The Census Bureau's 2006–2010 American Community Survey showed that (in 2010 inflation-adjusted dollars) median household income was $49,854 (with a margin of error of +/- $4,131) and the median family income was $65,089 (+/- $13,208). Males had a median income of $45,294 (+/- $5,957) versus $39,732 (+/- $7,921) for females. The per capita income for the borough was $26,908 (+/- $3,575). About 13.7% of families and 15.1% of the population were below the poverty line, including 22.7% of those under age 18 and 24.2% of those age 65 or over.
As of the 2000 United States Census there were 4,500 people, 1,812 households, and 1,125 families residing in the borough. The population density was 4,666.1 people per square mile (1,809.9/km2). There were 1,938 housing units at an average density of 2,009.5 per square mile (779.4/km2). The racial makeup of the borough was 93.47% White, 2.71% Black, 0.13% Native American, 1.00% Asian, 0.02% Pacific Islander, 1.29% from other races, and 1.38% from two or more races. Hispanic or Latino of any race were 2.96% of the population.
There were 1,812 households out of which 29.5% had children under the age of 18 living with them, 45.4% were married couples living together, 12.2% had a female householder with no husband present, and 37.9% were non-families. 31.8% of all households were made up of individuals and 11.9% had someone living alone who was 65 years of age or older. The average household size was 2.48 and the average family size was 3.15.
In the borough the age distribution of the population shows 24.5% under the age of 18, 8.0% from 18 to 24, 32.0% from 25 to 44, 21.5% from 45 to 64, and 14.1% who were 65 years of age or older. The median age was 37 years. For every 100 females there were 94.2 males. For every 100 females age 18 and over, there were 91.4 males.
The median income for a household in the borough was $39,570, and the median income for a family was $49,005. Males had a median income of $35,909 versus $27,220 for females.
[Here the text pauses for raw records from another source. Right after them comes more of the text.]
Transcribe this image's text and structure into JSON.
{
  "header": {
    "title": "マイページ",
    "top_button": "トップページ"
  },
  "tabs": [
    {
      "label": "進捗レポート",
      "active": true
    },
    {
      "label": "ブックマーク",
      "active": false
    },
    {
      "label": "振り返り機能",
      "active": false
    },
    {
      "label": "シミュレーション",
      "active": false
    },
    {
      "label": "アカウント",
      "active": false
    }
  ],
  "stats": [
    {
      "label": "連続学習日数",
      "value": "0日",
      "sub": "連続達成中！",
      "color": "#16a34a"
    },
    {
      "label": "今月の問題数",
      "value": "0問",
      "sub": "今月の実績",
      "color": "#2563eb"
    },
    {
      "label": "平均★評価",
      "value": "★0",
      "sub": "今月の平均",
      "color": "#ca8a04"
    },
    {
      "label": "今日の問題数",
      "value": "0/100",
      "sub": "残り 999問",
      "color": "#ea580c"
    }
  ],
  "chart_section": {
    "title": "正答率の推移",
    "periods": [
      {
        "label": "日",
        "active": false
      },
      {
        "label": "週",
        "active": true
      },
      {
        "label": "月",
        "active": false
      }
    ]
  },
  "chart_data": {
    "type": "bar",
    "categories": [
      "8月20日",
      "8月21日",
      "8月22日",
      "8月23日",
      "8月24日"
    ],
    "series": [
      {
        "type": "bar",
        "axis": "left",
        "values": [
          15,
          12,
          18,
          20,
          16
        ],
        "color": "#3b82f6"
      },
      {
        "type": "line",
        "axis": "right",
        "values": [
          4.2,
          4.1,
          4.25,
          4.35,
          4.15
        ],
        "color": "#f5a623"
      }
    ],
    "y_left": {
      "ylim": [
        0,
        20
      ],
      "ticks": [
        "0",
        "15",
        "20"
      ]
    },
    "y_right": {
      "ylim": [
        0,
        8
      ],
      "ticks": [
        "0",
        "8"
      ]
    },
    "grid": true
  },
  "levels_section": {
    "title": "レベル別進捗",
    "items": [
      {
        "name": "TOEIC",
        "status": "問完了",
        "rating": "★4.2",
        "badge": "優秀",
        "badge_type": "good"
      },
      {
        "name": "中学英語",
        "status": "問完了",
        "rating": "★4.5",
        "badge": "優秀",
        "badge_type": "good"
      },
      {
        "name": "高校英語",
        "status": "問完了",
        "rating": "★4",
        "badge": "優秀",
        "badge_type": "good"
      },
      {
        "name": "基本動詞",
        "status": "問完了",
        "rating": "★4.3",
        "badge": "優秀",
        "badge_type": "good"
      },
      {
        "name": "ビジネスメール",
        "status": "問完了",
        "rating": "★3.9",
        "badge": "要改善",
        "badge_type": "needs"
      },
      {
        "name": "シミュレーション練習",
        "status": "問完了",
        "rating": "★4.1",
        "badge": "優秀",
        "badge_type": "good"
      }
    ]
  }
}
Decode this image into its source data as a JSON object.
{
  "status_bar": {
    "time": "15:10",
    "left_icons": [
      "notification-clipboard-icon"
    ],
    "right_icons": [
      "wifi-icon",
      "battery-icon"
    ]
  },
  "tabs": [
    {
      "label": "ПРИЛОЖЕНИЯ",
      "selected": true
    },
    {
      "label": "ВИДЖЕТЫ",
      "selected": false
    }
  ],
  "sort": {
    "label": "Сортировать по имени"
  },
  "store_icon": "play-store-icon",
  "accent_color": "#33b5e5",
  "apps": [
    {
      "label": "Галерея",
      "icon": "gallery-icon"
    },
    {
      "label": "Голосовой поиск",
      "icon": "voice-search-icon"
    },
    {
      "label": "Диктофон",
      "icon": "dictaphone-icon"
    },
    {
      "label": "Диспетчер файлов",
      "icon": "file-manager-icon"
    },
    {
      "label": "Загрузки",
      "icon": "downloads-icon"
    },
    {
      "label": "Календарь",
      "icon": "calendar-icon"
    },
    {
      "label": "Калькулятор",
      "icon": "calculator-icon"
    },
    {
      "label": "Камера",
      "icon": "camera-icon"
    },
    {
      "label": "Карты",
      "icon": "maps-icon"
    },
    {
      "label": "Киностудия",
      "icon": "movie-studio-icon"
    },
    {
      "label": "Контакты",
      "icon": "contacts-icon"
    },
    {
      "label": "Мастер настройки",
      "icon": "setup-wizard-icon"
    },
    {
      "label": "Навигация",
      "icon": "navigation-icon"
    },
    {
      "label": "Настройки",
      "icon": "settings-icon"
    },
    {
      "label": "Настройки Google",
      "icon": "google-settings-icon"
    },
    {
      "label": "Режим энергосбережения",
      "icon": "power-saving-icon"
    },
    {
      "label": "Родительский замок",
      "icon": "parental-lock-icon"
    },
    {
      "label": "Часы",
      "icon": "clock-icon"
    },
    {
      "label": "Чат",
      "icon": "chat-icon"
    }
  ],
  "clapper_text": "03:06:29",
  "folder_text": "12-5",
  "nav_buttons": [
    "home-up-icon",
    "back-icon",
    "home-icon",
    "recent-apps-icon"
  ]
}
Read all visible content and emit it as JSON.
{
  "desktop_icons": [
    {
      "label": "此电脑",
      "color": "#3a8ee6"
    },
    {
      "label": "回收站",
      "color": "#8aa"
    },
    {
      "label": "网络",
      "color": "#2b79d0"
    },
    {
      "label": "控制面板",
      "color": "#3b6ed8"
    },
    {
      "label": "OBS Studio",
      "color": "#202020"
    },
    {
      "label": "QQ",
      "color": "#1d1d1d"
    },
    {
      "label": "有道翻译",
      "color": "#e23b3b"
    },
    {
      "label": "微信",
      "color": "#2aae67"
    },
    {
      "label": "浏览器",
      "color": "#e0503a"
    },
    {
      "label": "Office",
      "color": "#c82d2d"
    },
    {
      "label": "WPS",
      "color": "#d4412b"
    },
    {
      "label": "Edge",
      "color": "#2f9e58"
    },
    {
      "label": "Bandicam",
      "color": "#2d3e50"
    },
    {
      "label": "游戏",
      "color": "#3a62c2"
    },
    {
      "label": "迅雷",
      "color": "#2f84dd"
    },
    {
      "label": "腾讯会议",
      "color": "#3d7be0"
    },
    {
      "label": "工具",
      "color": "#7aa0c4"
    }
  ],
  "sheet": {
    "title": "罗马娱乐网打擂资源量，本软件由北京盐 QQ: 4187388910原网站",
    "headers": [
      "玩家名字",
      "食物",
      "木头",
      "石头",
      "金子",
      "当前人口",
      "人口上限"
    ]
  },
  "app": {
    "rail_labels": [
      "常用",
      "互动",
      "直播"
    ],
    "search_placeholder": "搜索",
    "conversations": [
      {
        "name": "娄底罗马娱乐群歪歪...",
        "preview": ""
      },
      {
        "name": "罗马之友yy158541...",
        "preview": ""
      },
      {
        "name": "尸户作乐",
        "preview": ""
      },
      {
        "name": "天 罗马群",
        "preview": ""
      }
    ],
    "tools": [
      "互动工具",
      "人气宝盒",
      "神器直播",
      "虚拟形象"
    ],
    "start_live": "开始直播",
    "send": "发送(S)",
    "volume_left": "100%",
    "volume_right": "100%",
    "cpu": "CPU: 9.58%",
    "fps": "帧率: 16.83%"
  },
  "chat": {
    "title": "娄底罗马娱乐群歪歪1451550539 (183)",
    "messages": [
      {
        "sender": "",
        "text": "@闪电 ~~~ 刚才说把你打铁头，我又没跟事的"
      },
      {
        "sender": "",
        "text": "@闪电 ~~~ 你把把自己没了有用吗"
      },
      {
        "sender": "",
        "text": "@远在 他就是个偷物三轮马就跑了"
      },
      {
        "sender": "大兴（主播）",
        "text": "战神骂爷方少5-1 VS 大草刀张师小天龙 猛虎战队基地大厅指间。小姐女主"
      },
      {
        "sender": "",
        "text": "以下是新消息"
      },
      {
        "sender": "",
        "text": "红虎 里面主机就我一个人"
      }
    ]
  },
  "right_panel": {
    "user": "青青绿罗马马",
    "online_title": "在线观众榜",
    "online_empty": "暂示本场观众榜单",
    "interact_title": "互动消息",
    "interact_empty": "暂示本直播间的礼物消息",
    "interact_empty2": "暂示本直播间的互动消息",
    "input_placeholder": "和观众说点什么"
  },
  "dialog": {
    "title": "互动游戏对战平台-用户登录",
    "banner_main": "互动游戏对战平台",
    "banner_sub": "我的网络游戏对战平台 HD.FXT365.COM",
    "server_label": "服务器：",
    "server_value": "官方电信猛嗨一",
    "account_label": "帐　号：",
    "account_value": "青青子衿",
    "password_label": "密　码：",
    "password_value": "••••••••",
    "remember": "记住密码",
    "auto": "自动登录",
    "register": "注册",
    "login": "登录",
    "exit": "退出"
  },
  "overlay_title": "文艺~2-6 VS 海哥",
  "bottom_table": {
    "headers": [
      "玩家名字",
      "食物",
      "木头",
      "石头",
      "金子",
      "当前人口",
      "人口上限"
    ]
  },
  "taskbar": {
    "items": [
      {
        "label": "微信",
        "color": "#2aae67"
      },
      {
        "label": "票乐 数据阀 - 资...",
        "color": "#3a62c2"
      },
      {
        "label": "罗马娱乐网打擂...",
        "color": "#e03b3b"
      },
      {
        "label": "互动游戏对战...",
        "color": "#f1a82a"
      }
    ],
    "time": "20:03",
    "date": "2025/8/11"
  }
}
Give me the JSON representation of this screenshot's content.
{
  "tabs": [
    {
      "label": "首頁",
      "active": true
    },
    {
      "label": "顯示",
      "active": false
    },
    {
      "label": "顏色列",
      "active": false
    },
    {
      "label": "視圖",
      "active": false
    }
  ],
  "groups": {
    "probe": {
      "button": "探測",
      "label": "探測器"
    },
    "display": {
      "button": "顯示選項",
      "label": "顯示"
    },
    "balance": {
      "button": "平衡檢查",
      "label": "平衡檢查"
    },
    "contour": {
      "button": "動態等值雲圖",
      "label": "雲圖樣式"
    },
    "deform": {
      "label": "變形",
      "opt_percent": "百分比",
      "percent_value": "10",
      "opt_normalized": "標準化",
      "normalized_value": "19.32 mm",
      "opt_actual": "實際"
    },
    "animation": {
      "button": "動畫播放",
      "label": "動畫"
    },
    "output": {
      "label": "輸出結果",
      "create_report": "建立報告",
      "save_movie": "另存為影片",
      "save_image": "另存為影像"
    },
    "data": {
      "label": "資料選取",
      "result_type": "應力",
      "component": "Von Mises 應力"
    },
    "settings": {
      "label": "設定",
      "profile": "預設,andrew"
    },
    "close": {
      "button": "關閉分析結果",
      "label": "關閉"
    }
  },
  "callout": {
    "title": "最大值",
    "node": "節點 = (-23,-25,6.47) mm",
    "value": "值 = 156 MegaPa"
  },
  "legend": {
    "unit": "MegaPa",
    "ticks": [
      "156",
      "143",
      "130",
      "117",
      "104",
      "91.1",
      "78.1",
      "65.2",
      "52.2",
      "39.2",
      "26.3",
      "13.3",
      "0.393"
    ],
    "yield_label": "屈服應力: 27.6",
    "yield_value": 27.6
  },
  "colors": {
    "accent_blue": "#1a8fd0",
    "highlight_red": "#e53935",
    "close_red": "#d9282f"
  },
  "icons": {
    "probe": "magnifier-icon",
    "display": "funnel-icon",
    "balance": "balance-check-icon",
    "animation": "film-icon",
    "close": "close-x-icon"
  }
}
The per capita income for the borough was $18,747. About 7.4% of families and 8.7% of the population were below the poverty line, including 13.9% of those under age 18 and 5.9% of those age 65 or over.
Roads and highways
As of May 2010[update], the borough had a total of 18.05 miles (29.05 km) of roadways, of which 12.72 miles (20.47 km) were maintained by the municipality, 1.66 miles (2.67 km) by Gloucester County and 3.67 miles (5.91 km) by the New Jersey Department of Transportation.
Major roads that pass through include CR 551, Route 45, Route 47, U.S. Route 130, and I-295.
NJ Transit bus service on the 401 route between Salem and Philadelphia, the 402 between Pennsville Township and Philadelphia, the 408 between Millville and Philadelphia, the 410 between Bridgeton and Philadelphia, the 412 route between Sewell and Philadelphia, the 455 between Cherry Hill Mall and Paulsboro, and the 463 route between Woodbury and the Avandale Park-and-Ride in Sicklerville.
Conrai's Penns Grove Secondary freight rail line passes through the town. The planned diesel multiple unit light rail system Glassboro-Camden Line, projected to open in 2019, will use the same right-of-way with a stop in Westville at Crown Point Road.
Westville, New Jersey Facts for Kids. Kiddle Encyclopedia.